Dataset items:
::::::
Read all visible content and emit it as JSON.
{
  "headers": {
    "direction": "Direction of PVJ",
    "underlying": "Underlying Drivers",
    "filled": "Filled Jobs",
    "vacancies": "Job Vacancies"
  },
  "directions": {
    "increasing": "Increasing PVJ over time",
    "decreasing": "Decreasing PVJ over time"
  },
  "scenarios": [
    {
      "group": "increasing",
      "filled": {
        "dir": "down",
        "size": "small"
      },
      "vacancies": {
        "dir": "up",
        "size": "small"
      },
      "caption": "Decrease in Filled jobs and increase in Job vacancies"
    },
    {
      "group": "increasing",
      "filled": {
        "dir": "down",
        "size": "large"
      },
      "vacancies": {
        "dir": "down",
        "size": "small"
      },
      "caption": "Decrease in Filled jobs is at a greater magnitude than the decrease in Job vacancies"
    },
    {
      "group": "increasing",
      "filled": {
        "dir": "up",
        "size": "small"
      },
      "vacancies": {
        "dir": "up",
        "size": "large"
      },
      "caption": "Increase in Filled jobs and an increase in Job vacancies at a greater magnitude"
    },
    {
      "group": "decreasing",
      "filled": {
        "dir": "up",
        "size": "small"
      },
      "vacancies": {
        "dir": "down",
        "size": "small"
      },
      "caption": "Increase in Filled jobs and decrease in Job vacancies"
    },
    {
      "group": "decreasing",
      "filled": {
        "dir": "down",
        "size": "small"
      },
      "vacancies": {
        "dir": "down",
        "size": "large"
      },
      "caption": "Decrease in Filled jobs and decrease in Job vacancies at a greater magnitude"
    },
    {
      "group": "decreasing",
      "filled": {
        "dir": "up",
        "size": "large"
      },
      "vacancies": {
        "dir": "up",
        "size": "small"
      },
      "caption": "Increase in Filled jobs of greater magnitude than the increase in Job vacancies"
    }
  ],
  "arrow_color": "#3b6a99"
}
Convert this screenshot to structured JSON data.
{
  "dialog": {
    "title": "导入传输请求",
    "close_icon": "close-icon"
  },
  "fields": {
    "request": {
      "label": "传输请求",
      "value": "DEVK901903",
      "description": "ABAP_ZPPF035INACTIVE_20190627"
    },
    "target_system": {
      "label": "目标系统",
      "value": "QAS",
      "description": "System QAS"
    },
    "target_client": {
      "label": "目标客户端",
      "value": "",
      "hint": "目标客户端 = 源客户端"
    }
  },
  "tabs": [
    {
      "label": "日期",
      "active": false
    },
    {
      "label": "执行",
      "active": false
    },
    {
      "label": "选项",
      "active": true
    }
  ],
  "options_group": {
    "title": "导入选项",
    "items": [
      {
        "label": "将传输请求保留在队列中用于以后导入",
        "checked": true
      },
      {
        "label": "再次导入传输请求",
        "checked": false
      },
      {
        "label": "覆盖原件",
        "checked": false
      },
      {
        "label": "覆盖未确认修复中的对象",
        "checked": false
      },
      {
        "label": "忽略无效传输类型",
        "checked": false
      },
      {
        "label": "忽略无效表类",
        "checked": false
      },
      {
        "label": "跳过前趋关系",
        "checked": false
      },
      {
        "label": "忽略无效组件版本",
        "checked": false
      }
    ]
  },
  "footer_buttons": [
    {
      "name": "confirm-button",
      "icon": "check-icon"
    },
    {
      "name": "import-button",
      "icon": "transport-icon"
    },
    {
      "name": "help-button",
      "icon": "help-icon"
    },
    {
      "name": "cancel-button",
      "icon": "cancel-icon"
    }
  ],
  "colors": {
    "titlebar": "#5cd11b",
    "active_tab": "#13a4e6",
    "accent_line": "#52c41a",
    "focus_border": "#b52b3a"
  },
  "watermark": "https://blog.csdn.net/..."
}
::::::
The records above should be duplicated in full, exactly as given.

Read all visible content and emit it as JSON.
{
  "headers": {
    "direction": "Direction of PVJ",
    "underlying": "Underlying Drivers",
    "filled": "Filled Jobs",
    "vacancies": "Job Vacancies"
  },
  "directions": {
    "increasing": "Increasing PVJ over time",
    "decreasing": "Decreasing PVJ over time"
  },
  "scenarios": [
    {
      "group": "increasing",
      "filled": {
        "dir": "down",
        "size": "small"
      },
      "vacancies": {
        "dir": "up",
        "size": "small"
      },
      "caption": "Decrease in Filled jobs and increase in Job vacancies"
    },
    {
      "group": "increasing",
      "filled": {
        "dir": "down",
        "size": "large"
      },
      "vacancies": {
        "dir": "down",
        "size": "small"
      },
      "caption": "Decrease in Filled jobs is at a greater magnitude than the decrease in Job vacancies"
    },
    {
      "group": "increasing",
      "filled": {
        "dir": "up",
        "size": "small"
      },
      "vacancies": {
        "dir": "up",
        "size": "large"
      },
      "caption": "Increase in Filled jobs and an increase in Job vacancies at a greater magnitude"
    },
    {
      "group": "decreasing",
      "filled": {
        "dir": "up",
        "size": "small"
      },
      "vacancies": {
        "dir": "down",
        "size": "small"
      },
      "caption": "Increase in Filled jobs and decrease in Job vacancies"
    },
    {
      "group": "decreasing",
      "filled": {
        "dir": "down",
        "size": "small"
      },
      "vacancies": {
        "dir": "down",
        "size": "large"
      },
      "caption": "Decrease in Filled jobs and decrease in Job vacancies at a greater magnitude"
    },
    {
      "group": "decreasing",
      "filled": {
        "dir": "up",
        "size": "large"
      },
      "vacancies": {
        "dir": "up",
        "size": "small"
      },
      "caption": "Increase in Filled jobs of greater magnitude than the increase in Job vacancies"
    }
  ],
  "arrow_color": "#3b6a99"
}
Convert this screenshot to structured JSON data.
{
  "dialog": {
    "title": "导入传输请求",
    "close_icon": "close-icon"
  },
  "fields": {
    "request": {
      "label": "传输请求",
      "value": "DEVK901903",
      "description": "ABAP_ZPPF035INACTIVE_20190627"
    },
    "target_system": {
      "label": "目标系统",
      "value": "QAS",
      "description": "System QAS"
    },
    "target_client": {
      "label": "目标客户端",
      "value": "",
      "hint": "目标客户端 = 源客户端"
    }
  },
  "tabs": [
    {
      "label": "日期",
      "active": false
    },
    {
      "label": "执行",
      "active": false
    },
    {
      "label": "选项",
      "active": true
    }
  ],
  "options_group": {
    "title": "导入选项",
    "items": [
      {
        "label": "将传输请求保留在队列中用于以后导入",
        "checked": true
      },
      {
        "label": "再次导入传输请求",
        "checked": false
      },
      {
        "label": "覆盖原件",
        "checked": false
      },
      {
        "label": "覆盖未确认修复中的对象",
        "checked": false
      },
      {
        "label": "忽略无效传输类型",
        "checked": false
      },
      {
        "label": "忽略无效表类",
        "checked": false
      },
      {
        "label": "跳过前趋关系",
        "checked": false
      },
      {
        "label": "忽略无效组件版本",
        "checked": false
      }
    ]
  },
  "footer_buttons": [
    {
      "name": "confirm-button",
      "icon": "check-icon"
    },
    {
      "name": "import-button",
      "icon": "transport-icon"
    },
    {
      "name": "help-button",
      "icon": "help-icon"
    },
    {
      "name": "cancel-button",
      "icon": "cancel-icon"
    }
  ],
  "colors": {
    "titlebar": "#5cd11b",
    "active_tab": "#13a4e6",
    "accent_line": "#52c41a",
    "focus_border": "#b52b3a"
  },
  "watermark": "https://blog.csdn.net/..."
}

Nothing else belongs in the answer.